_INSTRUCTIONS FOR THE TASK_
Filter the data for lines with the word "name" and copy those lines.
:: INPUT RECORDS ::
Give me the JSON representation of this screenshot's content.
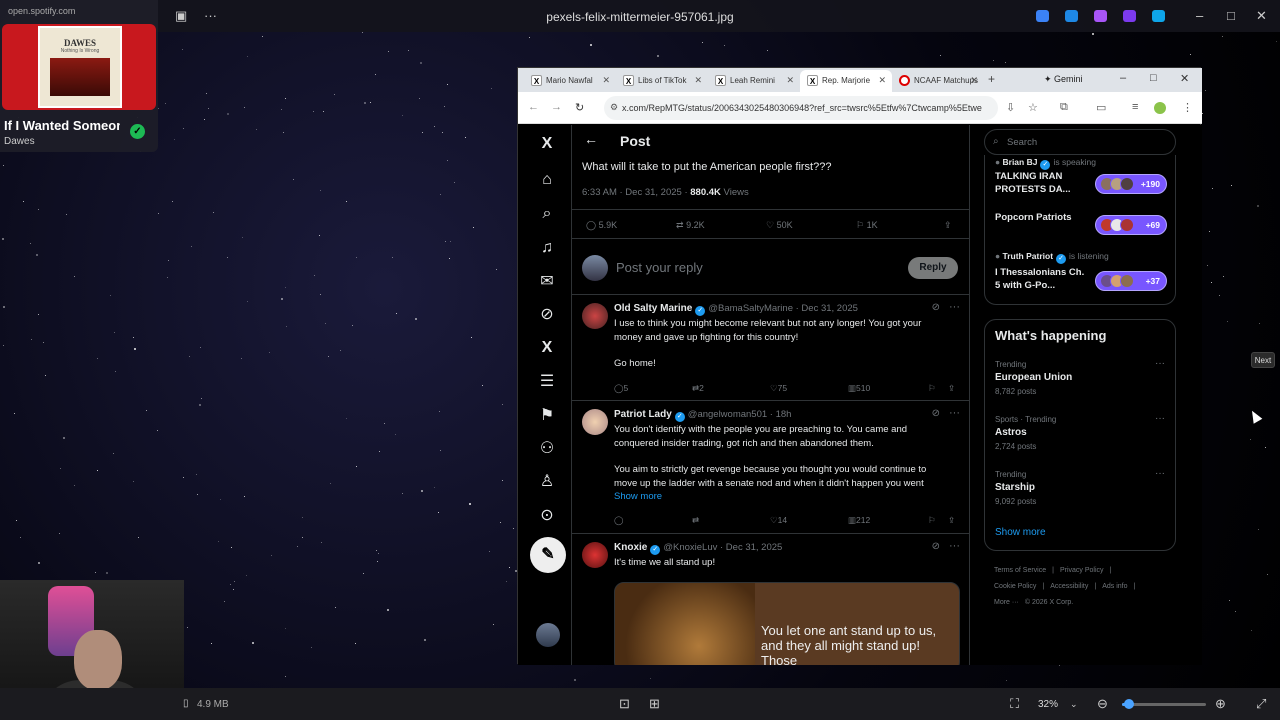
{
  "viewer": {
    "title": "pexels-felix-mittermeier-957061.jpg",
    "file_size": "4.9 MB",
    "zoom": "32%",
    "zoom_fraction": 0.08,
    "next_label": "Next"
  },
  "spotify": {
    "source": "open.spotify.com",
    "album_title": "DAWES",
    "album_subtitle": "Nothing Is Wrong",
    "track": "If I Wanted Someone",
    "artist": "Dawes"
  },
  "browser": {
    "tabs": [
      {
        "label": "Mario Nawfal",
        "icon": "x-logo-icon"
      },
      {
        "label": "Libs of TikTok",
        "icon": "x-logo-icon"
      },
      {
        "label": "Leah Remini",
        "icon": "x-logo-icon"
      },
      {
        "label": "Rep. Marjorie",
        "icon": "x-logo-icon",
        "active": true
      },
      {
        "label": "NCAAF Matchups",
        "icon": "ncaaf-icon"
      }
    ],
    "gemini_label": "Gemini",
    "url": "x.com/RepMTG/status/2006343025480306948?ref_src=twsrc%5Etfw%7Ctwcamp%5Etweetembed"
  },
  "post": {
    "header_title": "Post",
    "text": "What will it take to put the American people first???",
    "time": "6:33 AM · Dec 31, 2025 ·",
    "views": "880.4K",
    "views_label": "Views",
    "replies": "5.9K",
    "reposts": "9.2K",
    "likes": "50K",
    "bookmarks": "1K",
    "reply_placeholder": "Post your reply",
    "reply_button": "Reply"
  },
  "replies": [
    {
      "name": "Old Salty Marine",
      "handle": "@BamaSaltyMarine · Dec 31, 2025",
      "line1": "I use to think you might become relevant but not any longer! You got your",
      "line2": "money and gave up fighting for this country!",
      "line3": "Go home!",
      "replies": "5",
      "reposts": "2",
      "likes": "75",
      "views": "510"
    },
    {
      "name": "Patriot Lady",
      "handle": "@angelwoman501 · 18h",
      "line1": "You don't identify with the people you are preaching to. You came and",
      "line2": "conquered insider trading, got rich and then abandoned them.",
      "line3": "You aim to strictly get revenge because you thought you would continue to",
      "line4": "move up the ladder with a senate nod and when it didn't happen you went",
      "show_more": "Show more",
      "replies": "",
      "reposts": "",
      "likes": "14",
      "views": "212"
    },
    {
      "name": "Knoxie",
      "handle": "@KnoxieLuv · Dec 31, 2025",
      "line1": "It's time we all stand up!",
      "image_text": "You let one ant stand up to us, and they all might stand up! Those"
    }
  ],
  "right": {
    "search_placeholder": "Search",
    "spaces": [
      {
        "host": "Brian BJ",
        "status": "is speaking",
        "title": "TALKING IRAN PROTESTS DA...",
        "count": "+190"
      },
      {
        "host": "",
        "status": "",
        "title": "Popcorn Patriots",
        "count": "+69"
      },
      {
        "host": "Truth Patriot",
        "status": "is listening",
        "title": "I Thessalonians Ch. 5 with G-Po...",
        "count": "+37"
      }
    ],
    "happening_title": "What's happening",
    "trends": [
      {
        "meta": "Trending",
        "name": "European Union",
        "posts": "8,782 posts"
      },
      {
        "meta": "Sports · Trending",
        "name": "Astros",
        "posts": "2,724 posts"
      },
      {
        "meta": "Trending",
        "name": "Starship",
        "posts": "9,092 posts"
      }
    ],
    "show_more": "Show more",
    "footer": [
      "Terms of Service",
      "|",
      "Privacy Policy",
      "|",
      "Cookie Policy",
      "|",
      "Accessibility",
      "|",
      "Ads info",
      "|",
      "More ···",
      "© 2026 X Corp."
    ]
  }
}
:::
_TASK OUTPUT_
      "name": "Old Salty Marine",
      "name": "Patriot Lady",
      "name": "Knoxie",
        "name": "European Union",
        "name": "Astros",
        "name": "Starship",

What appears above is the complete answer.